All of these false dichotomies work together to tear apart the Gospel and nullify the impact of the Church. They bring division within the Church, and send different groups of us off to cover half of the gospel. The evangelical gospel is that Jesus, who is God, wants to save them personally from a future torment that they’ve never seen, which will be inflicted by God unless they repent of their sins. Meanwhile, we recognize God’s heart for the poor and deliver this gospel message primarily to them; but they’re already living in hell, usually as the victims of unjust social institutions that we in the first world support without even thinking about it. Who cares about a future, spiritual Hell when every day is a physical hell right here and now, for themselves and their families?
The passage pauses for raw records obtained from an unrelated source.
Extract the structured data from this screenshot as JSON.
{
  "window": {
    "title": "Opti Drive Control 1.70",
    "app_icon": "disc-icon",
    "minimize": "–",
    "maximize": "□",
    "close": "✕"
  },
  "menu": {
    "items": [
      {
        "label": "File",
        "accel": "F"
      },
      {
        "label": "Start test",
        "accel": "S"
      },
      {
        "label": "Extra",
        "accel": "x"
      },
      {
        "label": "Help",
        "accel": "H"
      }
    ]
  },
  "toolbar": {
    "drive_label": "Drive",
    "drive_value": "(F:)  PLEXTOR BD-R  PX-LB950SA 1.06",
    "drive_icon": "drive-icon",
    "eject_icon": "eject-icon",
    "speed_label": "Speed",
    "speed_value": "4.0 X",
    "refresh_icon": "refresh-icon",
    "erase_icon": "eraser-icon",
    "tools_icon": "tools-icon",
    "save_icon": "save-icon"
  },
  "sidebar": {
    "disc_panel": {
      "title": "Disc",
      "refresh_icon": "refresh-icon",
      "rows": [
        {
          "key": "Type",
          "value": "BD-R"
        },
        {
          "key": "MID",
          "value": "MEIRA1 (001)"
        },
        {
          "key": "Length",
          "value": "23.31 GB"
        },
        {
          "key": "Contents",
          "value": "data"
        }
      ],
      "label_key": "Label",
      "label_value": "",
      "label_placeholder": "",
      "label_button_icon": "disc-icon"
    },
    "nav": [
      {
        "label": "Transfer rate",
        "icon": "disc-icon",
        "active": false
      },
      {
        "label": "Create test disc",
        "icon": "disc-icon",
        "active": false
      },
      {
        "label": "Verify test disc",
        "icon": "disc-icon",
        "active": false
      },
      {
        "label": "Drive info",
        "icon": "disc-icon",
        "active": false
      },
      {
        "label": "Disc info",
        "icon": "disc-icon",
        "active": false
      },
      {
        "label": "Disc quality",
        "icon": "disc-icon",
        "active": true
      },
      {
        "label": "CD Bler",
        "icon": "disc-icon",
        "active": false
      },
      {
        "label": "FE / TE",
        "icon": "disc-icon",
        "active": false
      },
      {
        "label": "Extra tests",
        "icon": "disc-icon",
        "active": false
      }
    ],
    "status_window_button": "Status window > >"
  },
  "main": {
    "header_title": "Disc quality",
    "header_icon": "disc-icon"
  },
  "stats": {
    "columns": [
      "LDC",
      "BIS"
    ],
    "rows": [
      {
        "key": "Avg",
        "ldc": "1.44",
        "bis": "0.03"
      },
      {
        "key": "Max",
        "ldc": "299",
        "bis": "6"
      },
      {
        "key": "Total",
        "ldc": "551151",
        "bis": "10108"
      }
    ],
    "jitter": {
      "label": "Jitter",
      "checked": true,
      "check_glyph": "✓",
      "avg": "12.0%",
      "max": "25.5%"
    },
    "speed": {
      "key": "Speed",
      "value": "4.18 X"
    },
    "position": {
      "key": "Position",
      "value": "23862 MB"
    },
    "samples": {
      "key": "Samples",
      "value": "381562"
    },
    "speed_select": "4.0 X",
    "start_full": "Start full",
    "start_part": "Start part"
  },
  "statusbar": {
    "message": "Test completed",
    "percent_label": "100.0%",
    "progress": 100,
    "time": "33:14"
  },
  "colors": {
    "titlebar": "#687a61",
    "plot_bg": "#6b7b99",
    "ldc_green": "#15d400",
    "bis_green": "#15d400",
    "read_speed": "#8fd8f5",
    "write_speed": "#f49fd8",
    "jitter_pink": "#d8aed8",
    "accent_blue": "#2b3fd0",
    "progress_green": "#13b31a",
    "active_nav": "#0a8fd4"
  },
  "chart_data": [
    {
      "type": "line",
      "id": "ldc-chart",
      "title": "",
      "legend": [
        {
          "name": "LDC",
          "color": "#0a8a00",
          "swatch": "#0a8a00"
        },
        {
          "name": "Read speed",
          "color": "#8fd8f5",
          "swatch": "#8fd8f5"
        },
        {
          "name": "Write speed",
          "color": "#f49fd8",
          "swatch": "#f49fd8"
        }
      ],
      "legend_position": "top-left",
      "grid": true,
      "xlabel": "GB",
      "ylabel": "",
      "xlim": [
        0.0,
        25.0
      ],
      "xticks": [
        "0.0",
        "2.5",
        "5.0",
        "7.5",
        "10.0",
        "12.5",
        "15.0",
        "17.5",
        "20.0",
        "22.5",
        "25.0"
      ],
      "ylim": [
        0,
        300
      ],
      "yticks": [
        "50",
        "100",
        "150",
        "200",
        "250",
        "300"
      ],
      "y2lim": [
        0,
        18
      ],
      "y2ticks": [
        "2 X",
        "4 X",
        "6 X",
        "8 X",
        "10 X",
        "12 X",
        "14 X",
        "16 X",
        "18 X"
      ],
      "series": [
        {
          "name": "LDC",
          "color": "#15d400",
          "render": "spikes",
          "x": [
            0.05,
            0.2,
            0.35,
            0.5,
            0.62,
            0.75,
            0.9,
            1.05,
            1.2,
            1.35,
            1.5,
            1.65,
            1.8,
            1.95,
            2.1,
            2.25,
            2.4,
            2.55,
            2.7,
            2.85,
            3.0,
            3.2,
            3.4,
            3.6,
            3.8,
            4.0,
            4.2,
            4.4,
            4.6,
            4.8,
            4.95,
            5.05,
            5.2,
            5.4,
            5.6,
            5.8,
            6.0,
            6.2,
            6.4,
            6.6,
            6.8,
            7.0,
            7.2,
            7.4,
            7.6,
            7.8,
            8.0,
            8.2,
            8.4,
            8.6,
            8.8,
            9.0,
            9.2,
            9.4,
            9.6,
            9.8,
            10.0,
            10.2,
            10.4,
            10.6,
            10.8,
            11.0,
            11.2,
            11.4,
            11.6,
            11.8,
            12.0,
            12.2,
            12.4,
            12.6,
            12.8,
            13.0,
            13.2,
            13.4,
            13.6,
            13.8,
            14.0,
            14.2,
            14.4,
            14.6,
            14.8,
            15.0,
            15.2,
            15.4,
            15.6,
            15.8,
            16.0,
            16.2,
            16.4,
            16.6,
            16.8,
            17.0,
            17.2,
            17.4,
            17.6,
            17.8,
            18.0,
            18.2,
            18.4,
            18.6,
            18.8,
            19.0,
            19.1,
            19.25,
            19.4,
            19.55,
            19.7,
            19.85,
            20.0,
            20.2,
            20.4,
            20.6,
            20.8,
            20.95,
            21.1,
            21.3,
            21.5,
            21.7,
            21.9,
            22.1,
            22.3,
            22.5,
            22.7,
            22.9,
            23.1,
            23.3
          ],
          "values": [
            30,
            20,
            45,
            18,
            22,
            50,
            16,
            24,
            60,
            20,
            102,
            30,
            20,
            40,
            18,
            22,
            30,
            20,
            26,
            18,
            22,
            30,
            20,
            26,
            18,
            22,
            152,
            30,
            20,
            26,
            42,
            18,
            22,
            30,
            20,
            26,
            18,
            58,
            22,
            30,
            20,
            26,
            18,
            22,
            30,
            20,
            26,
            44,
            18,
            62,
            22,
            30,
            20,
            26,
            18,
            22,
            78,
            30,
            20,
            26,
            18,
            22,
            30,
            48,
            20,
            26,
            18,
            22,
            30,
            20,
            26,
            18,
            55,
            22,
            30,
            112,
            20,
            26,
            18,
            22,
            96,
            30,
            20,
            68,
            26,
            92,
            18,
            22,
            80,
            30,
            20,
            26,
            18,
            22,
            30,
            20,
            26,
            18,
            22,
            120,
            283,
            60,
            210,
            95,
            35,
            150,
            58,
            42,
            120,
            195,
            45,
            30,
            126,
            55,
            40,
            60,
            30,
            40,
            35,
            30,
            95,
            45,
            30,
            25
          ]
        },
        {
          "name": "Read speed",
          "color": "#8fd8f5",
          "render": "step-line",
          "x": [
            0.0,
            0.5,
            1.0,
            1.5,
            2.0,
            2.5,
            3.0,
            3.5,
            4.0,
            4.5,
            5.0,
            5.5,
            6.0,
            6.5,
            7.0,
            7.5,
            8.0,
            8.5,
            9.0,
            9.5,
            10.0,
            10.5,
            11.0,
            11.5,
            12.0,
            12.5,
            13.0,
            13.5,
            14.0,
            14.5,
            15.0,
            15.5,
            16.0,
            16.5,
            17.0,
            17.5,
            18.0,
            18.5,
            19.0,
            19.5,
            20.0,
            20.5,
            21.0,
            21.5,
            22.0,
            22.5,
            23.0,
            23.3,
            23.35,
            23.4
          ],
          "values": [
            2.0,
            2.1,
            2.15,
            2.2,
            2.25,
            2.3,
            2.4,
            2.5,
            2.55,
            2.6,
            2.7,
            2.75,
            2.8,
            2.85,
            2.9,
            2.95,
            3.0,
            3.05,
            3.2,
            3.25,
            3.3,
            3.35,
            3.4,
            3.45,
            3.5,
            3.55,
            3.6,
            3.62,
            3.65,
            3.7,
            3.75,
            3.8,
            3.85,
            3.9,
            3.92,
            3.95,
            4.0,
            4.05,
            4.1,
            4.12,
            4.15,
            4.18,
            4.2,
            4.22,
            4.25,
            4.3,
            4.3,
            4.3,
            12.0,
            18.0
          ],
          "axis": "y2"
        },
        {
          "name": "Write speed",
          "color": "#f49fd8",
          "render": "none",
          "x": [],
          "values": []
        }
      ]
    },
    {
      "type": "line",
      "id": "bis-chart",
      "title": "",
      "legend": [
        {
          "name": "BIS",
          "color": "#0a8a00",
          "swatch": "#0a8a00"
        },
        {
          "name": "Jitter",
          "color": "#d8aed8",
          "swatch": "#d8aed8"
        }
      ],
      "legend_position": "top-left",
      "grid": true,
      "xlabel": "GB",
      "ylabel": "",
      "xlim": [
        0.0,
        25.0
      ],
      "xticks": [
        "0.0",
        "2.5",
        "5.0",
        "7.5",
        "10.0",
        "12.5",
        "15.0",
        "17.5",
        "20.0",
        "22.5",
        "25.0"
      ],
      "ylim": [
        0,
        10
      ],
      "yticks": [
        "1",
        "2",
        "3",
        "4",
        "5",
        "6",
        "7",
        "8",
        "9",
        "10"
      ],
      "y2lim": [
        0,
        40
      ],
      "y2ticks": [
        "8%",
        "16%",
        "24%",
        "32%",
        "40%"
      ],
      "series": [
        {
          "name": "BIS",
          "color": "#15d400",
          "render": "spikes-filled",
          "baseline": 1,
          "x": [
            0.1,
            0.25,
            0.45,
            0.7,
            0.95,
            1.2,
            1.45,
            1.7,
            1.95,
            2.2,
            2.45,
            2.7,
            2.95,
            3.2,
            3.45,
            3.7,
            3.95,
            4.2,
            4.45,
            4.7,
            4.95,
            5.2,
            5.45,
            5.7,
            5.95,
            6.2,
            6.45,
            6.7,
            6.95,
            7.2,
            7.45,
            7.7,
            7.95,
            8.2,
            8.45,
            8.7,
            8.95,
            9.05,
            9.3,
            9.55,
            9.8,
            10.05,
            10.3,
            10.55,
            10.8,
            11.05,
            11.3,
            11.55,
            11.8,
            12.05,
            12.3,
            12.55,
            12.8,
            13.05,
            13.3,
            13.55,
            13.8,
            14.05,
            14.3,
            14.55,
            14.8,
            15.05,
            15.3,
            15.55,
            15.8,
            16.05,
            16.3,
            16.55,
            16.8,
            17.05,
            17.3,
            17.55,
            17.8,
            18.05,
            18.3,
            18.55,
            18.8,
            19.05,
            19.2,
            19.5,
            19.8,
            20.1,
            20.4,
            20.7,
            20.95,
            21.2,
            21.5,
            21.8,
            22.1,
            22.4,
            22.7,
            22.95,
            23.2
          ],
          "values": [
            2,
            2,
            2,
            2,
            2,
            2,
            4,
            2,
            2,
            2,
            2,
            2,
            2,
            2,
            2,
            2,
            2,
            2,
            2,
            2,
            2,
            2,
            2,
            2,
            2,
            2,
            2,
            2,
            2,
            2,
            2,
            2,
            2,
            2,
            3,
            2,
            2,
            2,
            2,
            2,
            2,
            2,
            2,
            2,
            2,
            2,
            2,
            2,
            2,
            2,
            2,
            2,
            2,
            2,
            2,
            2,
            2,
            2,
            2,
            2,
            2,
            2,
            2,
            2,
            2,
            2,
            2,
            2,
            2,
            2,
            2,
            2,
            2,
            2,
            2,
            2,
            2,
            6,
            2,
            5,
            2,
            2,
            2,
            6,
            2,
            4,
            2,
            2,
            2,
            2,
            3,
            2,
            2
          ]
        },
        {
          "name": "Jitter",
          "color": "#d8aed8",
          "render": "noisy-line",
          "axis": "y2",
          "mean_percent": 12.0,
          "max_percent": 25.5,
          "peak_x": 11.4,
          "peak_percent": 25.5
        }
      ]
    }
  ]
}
The poor will listen to any sermon, and commit themselves to Jesus a thousand times, if it will feed their families. In Luther’s time, the Church offered spiritual salvation to those who gave up their bread money and bought an indulgence; today, we withhold bread from the poor until they hear the gospel from us. They starved people for salvation; we try to feed spiritual salvation to the starving. Why can’t we get it together?